Date of Award
Doctor of Philosophy (PhD)
Cimona V. Hinton, Ph.D.
Nathan Bowen, Ph.D.
Jaideep Chaudhary, Ph.D.
The expression of C-X-C Chemokine Receptor 4 (CXCR4) has been correlated with increased metastatic potential of cancer cells. CXCR4 increases tumor malignancy by encouraging tumors cells to migrate to distal organs expressing its cognate ligand, CXCL12, facilitating metastasis. Thus, targeting the CXCR4/CXCL12 signaling axis provides a good strategy to inhibit the metastatic spread of tumor cells and slow cancer progression. Various studies suggest that cannabis may have anti-proliferative as well as anti-metastatic properties, though a biochemical mechanism describing how this occurs has yet to be discovered. Our lab has confirmed that agonist-bound CXCR4 and agonist-bound Cannabinoid Receptor 2 (CB2) can form heterodimers that play a role in decreasing cancer cell migration. Simultaneous treatment of the breast cancer cell line, MDA-MB-231 and the prostate cancer cell line PC-3, with CXCL12 and AM1241, a synthetic ligand for CB2, desensitizes the intrinsic cellular response to migrate toward areas of high CXCL12 concentration. Furthermore, through co-immunoprecipitation and

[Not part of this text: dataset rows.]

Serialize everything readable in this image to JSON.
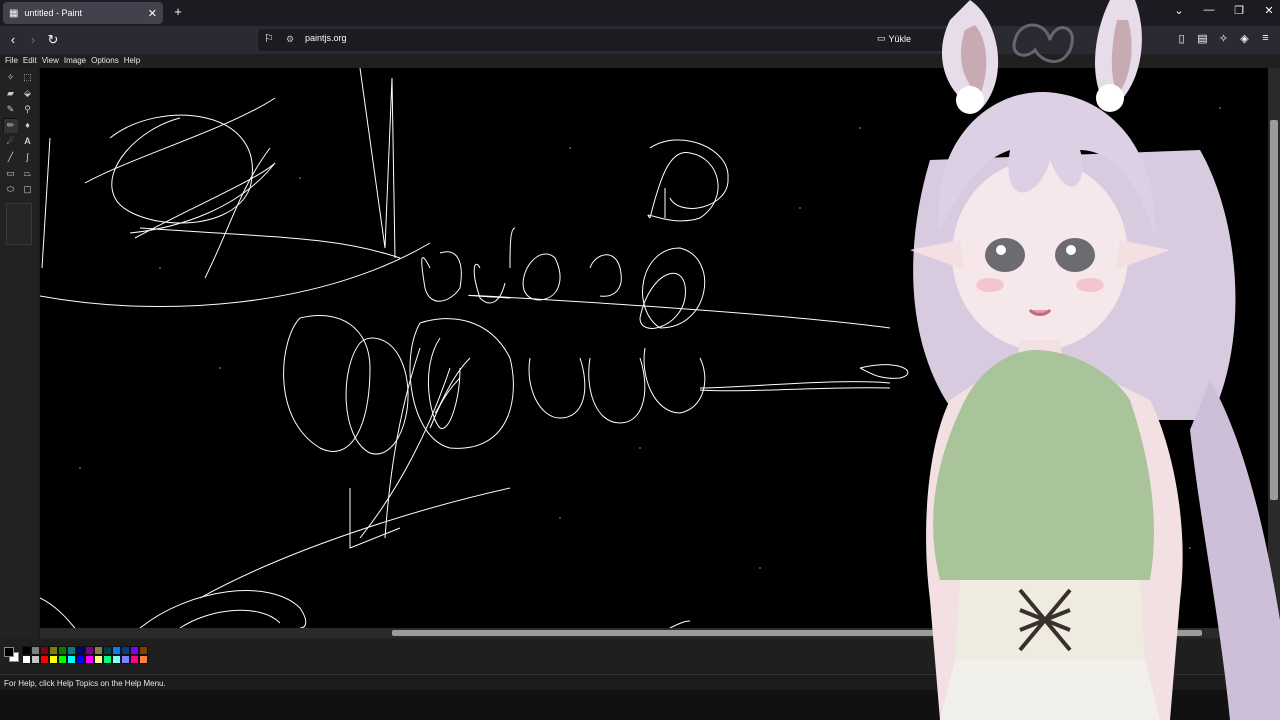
{
  "browser": {
    "tab": {
      "title": "untitled - Paint"
    },
    "url": "paintjs.org",
    "yukle_label": "Yükle",
    "window_controls": [
      "⌄",
      "—",
      "❐",
      "✕"
    ]
  },
  "app": {
    "menu": [
      "File",
      "Edit",
      "View",
      "Image",
      "Options",
      "Help"
    ],
    "status_text": "For Help, click Help Topics on the Help Menu."
  },
  "palette": {
    "row1": [
      "#000000",
      "#7f7f7f",
      "#880015",
      "#808000",
      "#008000",
      "#008080",
      "#000080",
      "#800080",
      "#808040",
      "#004040",
      "#0080ff",
      "#004080",
      "#8000ff",
      "#804000"
    ],
    "row2": [
      "#ffffff",
      "#c3c3c3",
      "#ff0000",
      "#ffff00",
      "#00ff00",
      "#00ffff",
      "#0000ff",
      "#ff00ff",
      "#ffff80",
      "#00ff80",
      "#80ffff",
      "#8080ff",
      "#ff0080",
      "#ff8040"
    ],
    "primary": "#000000",
    "secondary": "#ffffff"
  },
  "colors": {
    "canvas": "#000000",
    "stroke": "#ffffff",
    "chrome": "#2b2a33"
  }
}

proximity ligation assays (PLA), we have determined that there is increased interaction between the two receptors with co-stimulation of respective agonists, providing evidence for the therapeutic notion that treating tumors that endogenously secrete CXCL12 with exogenous ligands for the cannabinoid can induce dimerization. Moreover, when CXCR4 and CB2 were activated simultaneously with various agonists, decreases in migration were observed, confirming that the regulatory activity was receptor-based, not agonist-based. Finally, to determine whether simultaneously–treated, dimerized receptors inhibited activity of respective receptors, calcium mobilization assays to determine G-protein coupled receptor activation were employed. Results showed that transiently activated calcium levels were significantly lower in response to simultaneous treated cells when compared to cells treated with their individual ligands. Phosphorylation of ERK and AKT were abrogated in response to simultaneous stimulation indicating loss in downstream signaling. Therefore, we believe that the interaction of CB2 with CXCR4 may play a role in inhibiting the cells response to CXCL12, leading to a loss in metastatic potential of cells expressing these receptors.
Coke, Christopher James, "Cannabinoid Receptor 2 and C-X-C Chemokine Receptor 4 Interact to Abrogate CXCL12-Mediated Cellular Response" (2017). Electronic Theses & Dissertations Collection for Atlanta University & Clark Atlanta University. 76.